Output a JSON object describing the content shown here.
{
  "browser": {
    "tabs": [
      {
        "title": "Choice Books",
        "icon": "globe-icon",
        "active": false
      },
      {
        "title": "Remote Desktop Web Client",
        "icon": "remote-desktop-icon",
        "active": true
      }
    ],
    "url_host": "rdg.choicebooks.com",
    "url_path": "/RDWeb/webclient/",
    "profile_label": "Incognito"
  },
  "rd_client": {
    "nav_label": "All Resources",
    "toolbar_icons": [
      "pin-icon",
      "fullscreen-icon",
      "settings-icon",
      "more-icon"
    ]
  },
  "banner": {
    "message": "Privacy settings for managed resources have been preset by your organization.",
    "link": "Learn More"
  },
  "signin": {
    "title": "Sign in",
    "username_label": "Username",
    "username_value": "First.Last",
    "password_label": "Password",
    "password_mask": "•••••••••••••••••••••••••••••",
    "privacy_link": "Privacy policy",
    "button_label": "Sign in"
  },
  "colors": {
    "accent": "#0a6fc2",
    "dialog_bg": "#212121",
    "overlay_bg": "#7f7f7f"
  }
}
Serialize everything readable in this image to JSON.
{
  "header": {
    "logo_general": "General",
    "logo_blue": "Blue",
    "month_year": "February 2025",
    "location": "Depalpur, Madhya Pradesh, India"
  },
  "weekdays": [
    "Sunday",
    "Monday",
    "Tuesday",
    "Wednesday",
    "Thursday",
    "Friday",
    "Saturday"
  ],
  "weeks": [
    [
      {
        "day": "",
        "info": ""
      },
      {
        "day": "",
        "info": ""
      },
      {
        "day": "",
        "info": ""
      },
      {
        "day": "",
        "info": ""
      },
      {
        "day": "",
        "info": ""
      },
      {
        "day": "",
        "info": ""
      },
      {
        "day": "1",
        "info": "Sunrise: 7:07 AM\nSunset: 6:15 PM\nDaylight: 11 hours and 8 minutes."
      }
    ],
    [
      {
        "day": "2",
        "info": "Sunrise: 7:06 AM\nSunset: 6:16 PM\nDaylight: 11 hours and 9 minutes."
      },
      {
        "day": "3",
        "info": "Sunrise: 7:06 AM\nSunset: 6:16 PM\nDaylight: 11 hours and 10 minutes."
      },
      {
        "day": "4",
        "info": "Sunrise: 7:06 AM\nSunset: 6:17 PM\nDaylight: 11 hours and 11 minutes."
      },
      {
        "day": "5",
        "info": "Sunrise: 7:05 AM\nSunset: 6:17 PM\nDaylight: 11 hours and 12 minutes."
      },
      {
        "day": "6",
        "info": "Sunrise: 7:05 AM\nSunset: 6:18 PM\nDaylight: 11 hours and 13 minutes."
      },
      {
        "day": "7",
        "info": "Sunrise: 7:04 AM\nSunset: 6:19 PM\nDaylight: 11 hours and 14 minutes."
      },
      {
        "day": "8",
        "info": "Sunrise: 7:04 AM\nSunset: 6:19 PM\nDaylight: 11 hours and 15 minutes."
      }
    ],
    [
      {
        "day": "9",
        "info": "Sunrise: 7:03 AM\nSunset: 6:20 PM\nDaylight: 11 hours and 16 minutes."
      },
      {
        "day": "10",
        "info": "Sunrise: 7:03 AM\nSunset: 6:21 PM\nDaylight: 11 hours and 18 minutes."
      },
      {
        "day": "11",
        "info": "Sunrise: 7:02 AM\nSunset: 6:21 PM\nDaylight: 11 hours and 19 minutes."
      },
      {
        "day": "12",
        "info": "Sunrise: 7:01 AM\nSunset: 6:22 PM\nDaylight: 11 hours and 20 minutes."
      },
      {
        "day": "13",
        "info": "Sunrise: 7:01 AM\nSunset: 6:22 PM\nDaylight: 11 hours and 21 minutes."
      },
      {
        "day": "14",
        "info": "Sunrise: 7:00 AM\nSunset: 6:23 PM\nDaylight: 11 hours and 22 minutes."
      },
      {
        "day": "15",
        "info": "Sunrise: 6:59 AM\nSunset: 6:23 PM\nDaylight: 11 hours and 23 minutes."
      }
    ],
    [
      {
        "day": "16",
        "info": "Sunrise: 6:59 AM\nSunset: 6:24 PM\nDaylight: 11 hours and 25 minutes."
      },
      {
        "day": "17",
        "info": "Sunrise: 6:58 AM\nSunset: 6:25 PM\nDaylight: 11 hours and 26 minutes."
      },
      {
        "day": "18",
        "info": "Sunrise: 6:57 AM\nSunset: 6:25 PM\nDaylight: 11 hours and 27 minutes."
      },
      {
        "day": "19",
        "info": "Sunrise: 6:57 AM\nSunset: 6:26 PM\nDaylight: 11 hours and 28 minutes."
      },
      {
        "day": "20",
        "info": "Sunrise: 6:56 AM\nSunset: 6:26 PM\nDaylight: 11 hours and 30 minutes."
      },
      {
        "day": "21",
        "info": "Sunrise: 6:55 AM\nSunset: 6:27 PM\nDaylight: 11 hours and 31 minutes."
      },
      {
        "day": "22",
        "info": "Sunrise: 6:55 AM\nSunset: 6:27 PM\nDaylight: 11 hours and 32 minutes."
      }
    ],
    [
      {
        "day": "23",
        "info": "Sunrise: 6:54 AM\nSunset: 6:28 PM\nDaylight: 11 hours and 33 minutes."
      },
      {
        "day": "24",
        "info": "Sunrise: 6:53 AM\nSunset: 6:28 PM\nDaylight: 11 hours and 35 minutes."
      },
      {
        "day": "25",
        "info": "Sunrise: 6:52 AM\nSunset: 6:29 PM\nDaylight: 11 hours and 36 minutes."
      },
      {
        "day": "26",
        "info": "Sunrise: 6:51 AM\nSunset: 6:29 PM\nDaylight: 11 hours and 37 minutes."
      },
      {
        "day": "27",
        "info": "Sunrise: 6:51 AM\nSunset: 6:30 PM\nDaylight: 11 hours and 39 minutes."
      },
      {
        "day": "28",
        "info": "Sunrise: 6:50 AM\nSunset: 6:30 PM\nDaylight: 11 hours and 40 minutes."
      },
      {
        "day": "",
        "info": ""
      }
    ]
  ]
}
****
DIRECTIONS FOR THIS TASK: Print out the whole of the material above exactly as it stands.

SOLVED PROBLEM:
Output a JSON object describing the content shown here.
{
  "browser": {
    "tabs": [
      {
        "title": "Choice Books",
        "icon": "globe-icon",
        "active": false
      },
      {
        "title": "Remote Desktop Web Client",
        "icon": "remote-desktop-icon",
        "active": true
      }
    ],
    "url_host": "rdg.choicebooks.com",
    "url_path": "/RDWeb/webclient/",
    "profile_label": "Incognito"
  },
  "rd_client": {
    "nav_label": "All Resources",
    "toolbar_icons": [
      "pin-icon",
      "fullscreen-icon",
      "settings-icon",
      "more-icon"
    ]
  },
  "banner": {
    "message": "Privacy settings for managed resources have been preset by your organization.",
    "link": "Learn More"
  },
  "signin": {
    "title": "Sign in",
    "username_label": "Username",
    "username_value": "First.Last",
    "password_label": "Password",
    "password_mask": "•••••••••••••••••••••••••••••",
    "privacy_link": "Privacy policy",
    "button_label": "Sign in"
  },
  "colors": {
    "accent": "#0a6fc2",
    "dialog_bg": "#212121",
    "overlay_bg": "#7f7f7f"
  }
}
Serialize everything readable in this image to JSON.
{
  "header": {
    "logo_general": "General",
    "logo_blue": "Blue",
    "month_year": "February 2025",
    "location": "Depalpur, Madhya Pradesh, India"
  },
  "weekdays": [
    "Sunday",
    "Monday",
    "Tuesday",
    "Wednesday",
    "Thursday",
    "Friday",
    "Saturday"
  ],
  "weeks": [
    [
      {
        "day": "",
        "info": ""
      },
      {
        "day": "",
        "info": ""
      },
      {
        "day": "",
        "info": ""
      },
      {
        "day": "",
        "info": ""
      },
      {
        "day": "",
        "info": ""
      },
      {
        "day": "",
        "info": ""
      },
      {
        "day": "1",
        "info": "Sunrise: 7:07 AM\nSunset: 6:15 PM\nDaylight: 11 hours and 8 minutes."
      }
    ],
    [
      {
        "day": "2",
        "info": "Sunrise: 7:06 AM\nSunset: 6:16 PM\nDaylight: 11 hours and 9 minutes."
      },
      {
        "day": "3",
        "info": "Sunrise: 7:06 AM\nSunset: 6:16 PM\nDaylight: 11 hours and 10 minutes."
      },
      {
        "day": "4",
        "info": "Sunrise: 7:06 AM\nSunset: 6:17 PM\nDaylight: 11 hours and 11 minutes."
      },
      {
        "day": "5",
        "info": "Sunrise: 7:05 AM\nSunset: 6:17 PM\nDaylight: 11 hours and 12 minutes."
      },
      {
        "day": "6",
        "info": "Sunrise: 7:05 AM\nSunset: 6:18 PM\nDaylight: 11 hours and 13 minutes."
      },
      {
        "day": "7",
        "info": "Sunrise: 7:04 AM\nSunset: 6:19 PM\nDaylight: 11 hours and 14 minutes."
      },
      {
        "day": "8",
        "info": "Sunrise: 7:04 AM\nSunset: 6:19 PM\nDaylight: 11 hours and 15 minutes."
      }
    ],
    [
      {
        "day": "9",
        "info": "Sunrise: 7:03 AM\nSunset: 6:20 PM\nDaylight: 11 hours and 16 minutes."
      },
      {
        "day": "10",
        "info": "Sunrise: 7:03 AM\nSunset: 6:21 PM\nDaylight: 11 hours and 18 minutes."
      },
      {
        "day": "11",
        "info": "Sunrise: 7:02 AM\nSunset: 6:21 PM\nDaylight: 11 hours and 19 minutes."
      },
      {
        "day": "12",
        "info": "Sunrise: 7:01 AM\nSunset: 6:22 PM\nDaylight: 11 hours and 20 minutes."
      },
      {
        "day": "13",
        "info": "Sunrise: 7:01 AM\nSunset: 6:22 PM\nDaylight: 11 hours and 21 minutes."
      },
      {
        "day": "14",
        "info": "Sunrise: 7:00 AM\nSunset: 6:23 PM\nDaylight: 11 hours and 22 minutes."
      },
      {
        "day": "15",
        "info": "Sunrise: 6:59 AM\nSunset: 6:23 PM\nDaylight: 11 hours and 23 minutes."
      }
    ],
    [
      {
        "day": "16",
        "info": "Sunrise: 6:59 AM\nSunset: 6:24 PM\nDaylight: 11 hours and 25 minutes."
      },
      {
        "day": "17",
        "info": "Sunrise: 6:58 AM\nSunset: 6:25 PM\nDaylight: 11 hours and 26 minutes."
      },
      {
        "day": "18",
        "info": "Sunrise: 6:57 AM\nSunset: 6:25 PM\nDaylight: 11 hours and 27 minutes."
      },
      {
        "day": "19",
        "info": "Sunrise: 6:57 AM\nSunset: 6:26 PM\nDaylight: 11 hours and 28 minutes."
      },
      {
        "day": "20",
        "info": "Sunrise: 6:56 AM\nSunset: 6:26 PM\nDaylight: 11 hours and 30 minutes."
      },
      {
        "day": "21",
        "info": "Sunrise: 6:55 AM\nSunset: 6:27 PM\nDaylight: 11 hours and 31 minutes."
      },
      {
        "day": "22",
        "info": "Sunrise: 6:55 AM\nSunset: 6:27 PM\nDaylight: 11 hours and 32 minutes."
      }
    ],
    [
      {
        "day": "23",
        "info": "Sunrise: 6:54 AM\nSunset: 6:28 PM\nDaylight: 11 hours and 33 minutes."
      },
      {
        "day": "24",
        "info": "Sunrise: 6:53 AM\nSunset: 6:28 PM\nDaylight: 11 hours and 35 minutes."
      },
      {
        "day": "25",
        "info": "Sunrise: 6:52 AM\nSunset: 6:29 PM\nDaylight: 11 hours and 36 minutes."
      },
      {
        "day": "26",
        "info": "Sunrise: 6:51 AM\nSunset: 6:29 PM\nDaylight: 11 hours and 37 minutes."
      },
      {
        "day": "27",
        "info": "Sunrise: 6:51 AM\nSunset: 6:30 PM\nDaylight: 11 hours and 39 minutes."
      },
      {
        "day": "28",
        "info": "Sunrise: 6:50 AM\nSunset: 6:30 PM\nDaylight: 11 hours and 40 minutes."
      },
      {
        "day": "",
        "info": ""
      }
    ]
  ]
}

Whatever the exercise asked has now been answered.